Overall, the R6 Pro does give a more ‘pro’ feeling with their own HiBy app software enabling more advanced equalizing options including MSEB. However, the M11 Pro works better for speed and app performance. The M11 Pro cannot beat the R6 Pro for naturalness, dynamics, and power but its treble performance and detail retrieval power are ahead of the competition.
When the latest pure music mode is added to M11/ M11 Pro, I feel like the X5iii is completely replaced. M11 Pro’s tuning further differentiates from the X5iii with far better resolution and separation. The power and control are all bettering the older generation.
The main difference is the M11 Pro’s multimedia player experience with videos and games. The X5iii runs on Android 5.1 but I will never read ebooks and play games on it as the experience won’t be as good as your phone. The M11 Pro is fast, the big screen plus sound performance can easily rival or beat your phones.
When compared to M9 you will very easily feel the superior output power in M11 Pro and the clarity is much enhanced. The M9 has a soft tuning and lower output power that results in a fatter mid-bass, getting quite congested at times when there are more instruments in the music.
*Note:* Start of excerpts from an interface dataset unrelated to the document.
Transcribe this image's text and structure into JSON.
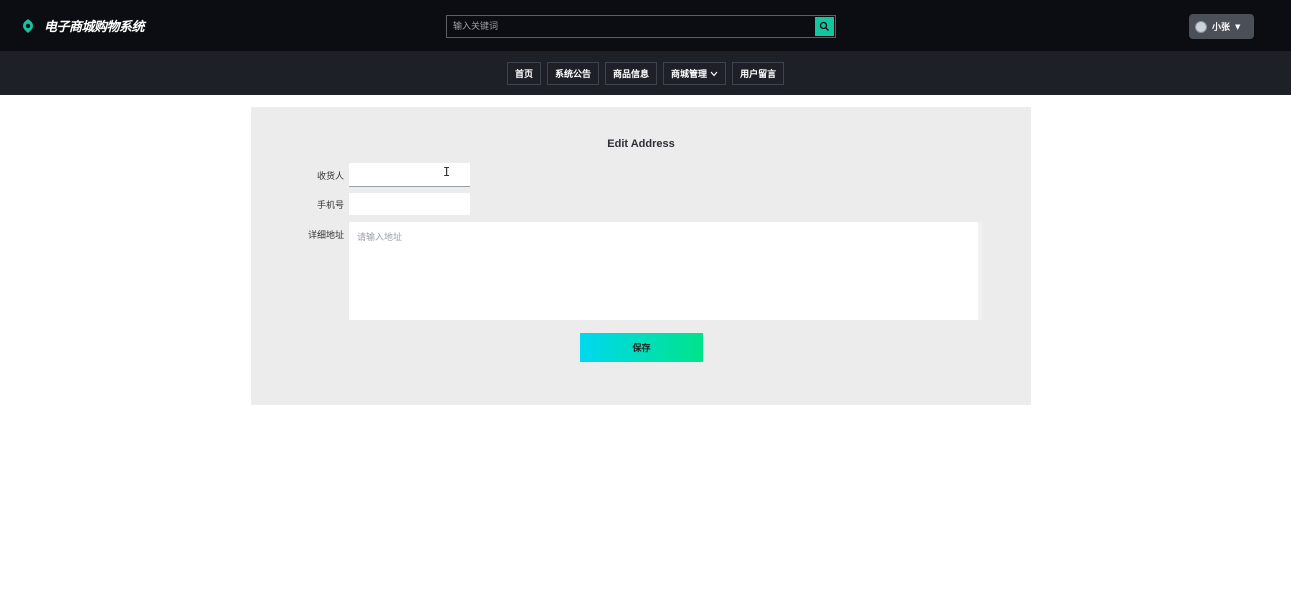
{
  "header": {
    "app_title": "电子商城购物系统",
    "logo_icon": "leaf-icon",
    "search": {
      "placeholder": "输入关键词",
      "value": "",
      "button_icon": "search-icon"
    },
    "user": {
      "name": "小张",
      "avatar_icon": "avatar-icon",
      "caret_icon": "caret-down-icon"
    }
  },
  "nav": {
    "items": [
      {
        "label": "首页"
      },
      {
        "label": "系统公告"
      },
      {
        "label": "商品信息"
      },
      {
        "label": "商城管理",
        "has_dropdown": true
      },
      {
        "label": "用户留言"
      }
    ]
  },
  "form": {
    "title": "Edit Address",
    "recipient": {
      "label": "收货人",
      "value": ""
    },
    "phone": {
      "label": "手机号",
      "value": ""
    },
    "address": {
      "label": "详细地址",
      "placeholder": "请输入地址",
      "value": ""
    },
    "save_label": "保存"
  },
  "colors": {
    "header_bg": "#0b0d12",
    "nav_bg": "#1d2027",
    "accent": "#12c6a0",
    "panel_bg": "#ececed",
    "save_gradient_start": "#00d8f0",
    "save_gradient_end": "#00e38a"
  }
}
The M11 Pro can handle a lot more information presented at the same time with its boosted resolution especially on the 4.4mm end, effortlessly replaying orchestra music or fast, densely textured, and bass intensive tracks.
The M11 Pro is shortlisted into my 2019 favorites. The comprehensive experience combining great connectivity, fast UI, great build quality, and refreshing “Hifi tuning” marks a milestone for Android-based DAPs. This the most attractive and enjoyable package at this price point I have experienced thus far.
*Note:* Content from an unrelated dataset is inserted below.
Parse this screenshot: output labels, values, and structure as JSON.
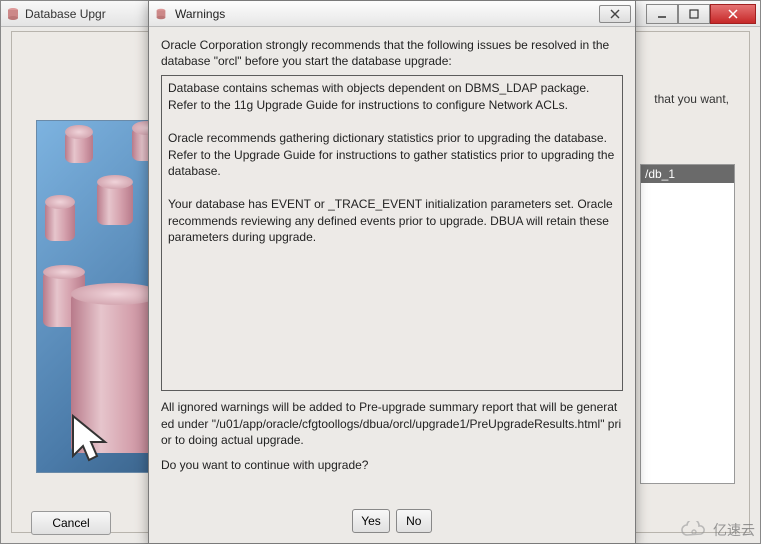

This DAP checks all boxes unless you need a lot of power for demanding IEMS and it successfully put together audiophile-grade components, functions, and a cool form factor into a highly practical package. Well done FiiO and I am looking forward to seeing how would the up-coming M series products look and sound.
FiiO M11 Pro Specifications
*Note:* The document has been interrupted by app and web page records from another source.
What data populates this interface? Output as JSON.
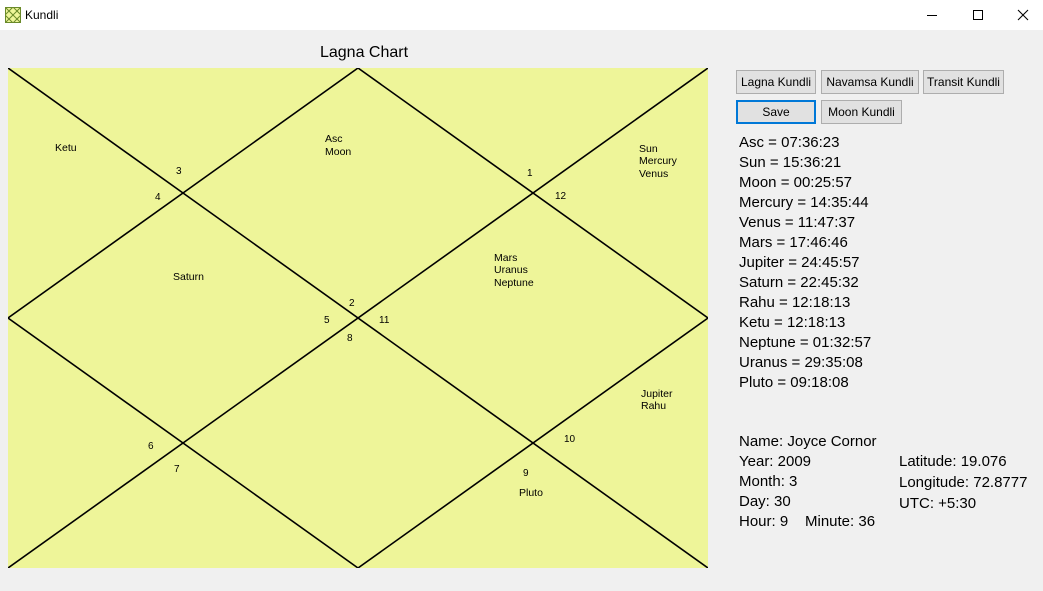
{
  "window": {
    "title": "Kundli"
  },
  "chart": {
    "title": "Lagna Chart",
    "background": "#eef599",
    "line_color": "#000000",
    "house_numbers": [
      "1",
      "2",
      "3",
      "4",
      "5",
      "6",
      "7",
      "8",
      "9",
      "10",
      "11",
      "12"
    ],
    "planet_blocks": [
      [
        "Asc",
        "Moon"
      ],
      [
        "Sun",
        "Mercury",
        "Venus"
      ],
      [
        "Ketu"
      ],
      [
        "Saturn"
      ],
      [
        "Mars",
        "Uranus",
        "Neptune"
      ],
      [
        "Jupiter",
        "Rahu"
      ],
      [
        "Pluto"
      ]
    ]
  },
  "buttons": {
    "lagna": "Lagna Kundli",
    "navamsa": "Navamsa Kundli",
    "transit": "Transit Kundli",
    "save": "Save",
    "moon": "Moon Kundli"
  },
  "positions": [
    "Asc = 07:36:23",
    "Sun = 15:36:21",
    "Moon = 00:25:57",
    "Mercury = 14:35:44",
    "Venus = 11:47:37",
    "Mars = 17:46:46",
    "Jupiter = 24:45:57",
    "Saturn = 22:45:32",
    "Rahu = 12:18:13",
    "Ketu = 12:18:13",
    "Neptune = 01:32:57",
    "Uranus = 29:35:08",
    "Pluto = 09:18:08"
  ],
  "details": {
    "name": "Name: Joyce Cornor",
    "year": "Year: 2009",
    "month": "Month: 3",
    "day": "Day: 30",
    "hour": "Hour: 9",
    "minute": "Minute: 36",
    "latitude": "Latitude: 19.076",
    "longitude": "Longitude: 72.8777",
    "utc": "UTC: +5:30"
  }
}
|DAC||2 x AK4497EQ 32-Bit|
|Amplifier||2 x LMH6644|
|External DAC Functionality||Yes, DSD up to 384 kHz / 32-Bit|
|Frequency Response||1. 10 Hz to 86 kHz -3 dB (Unbalanced Line Out)
2. 10 Hz to 86 kHz -3 dB (Balanced Headphone Out)
3. 10 Hz to 86 kHz -3 dB (Unbalanced Headphone Out)
|Impedance||1.1 Ohms (Unbalanced Headphone Out)
2.4 Ohms (Balanced Headphone Out)
|Gain Settings||High1, Low1|
|Volume Control||Analog (120 Steps)|
|THD + N||0.0006% at 1 kHz (Unbalanced Line Out)
0.00084% at 1 kHz (Unbalanced Headphone Out)
0.00108% at 1 kHz (Balanced Headphone Out)
|Audio Power Output||294 mW at 16 Ohms (Unbalanced Headphone Out)
200 mW at 32 Ohms (Unbalanced Headphone Out)
22 mW at 300 Ohms (Unbalanced Headphone Out)
460 mW at 16 Ohms (Balanced Headphone Out)
550 mW at 32 Ohms (Balanced Headphone Out)
88.5 mW at 300 Ohms (Balanced Headphone Out)
|Signal to Noise Ratio||>119 dB (Line Out)
>113 dB (Unbalanced Headphone Out)
>115 dB (Balanced Headphone Out)
|CPU||2.0 GHz ARM Cortex A73 Dual-Core
1.6 GHz ARM Cortex A53 Quad-Core
|Operating System||Android 7.0|
|Internal Storage Capacity||64 GB|
|Maximum Storage Capacity||2 TB|
|Flash Media Slot||1 x microSDXC|
|Display||5.15″ LCD (1440 x 720 Resolution)|
|Operation Method||Physical Buttons, Touchscreen, Volume Wheel|
|Formats Supported||Audio: DSD64, DSD128, DSD256 (ISO, DSF, DFF, DST),
DXD 352.8K, APE FAST/High/Normal, APE Extra High, APE Insane, Apple Lossless,
AIFF, FLAC, WAV, WMA Lossless, MP3, OGG, WMA, and AAC
Wi-Fi 4 (802.11n)
|Bluetooth Codecs||aptX, aptX HD, LDAC, SBC|
|Connections||1/8″ / 3.5 mm Stereo Headphone, 1/8″ / 3.5 mm Stereo Line-Out, 1/8″ / 3.5 mm S/PDIF
2.5 mm Balanced Headphone
4.4 mm Balanced Headphone
|Battery||1x Built-In Rechargeable Lithium-Polymer Battery 4370 mAh
Providing up to 9.5 Hours per Charge for Audio Playback
|Charging Time||Full Charge: 2 Hours|
|Dimensions (W x H x D)||2.8 x 5.1 x 0.6″ / 70.5 x 130.0 x 16.5 mm|
|Weight||8.18 oz / 232 g|
|Package Weight||1.29 lb|
|Box Dimensions (LxWxH)||7.2 x 4.8 x 2.9″|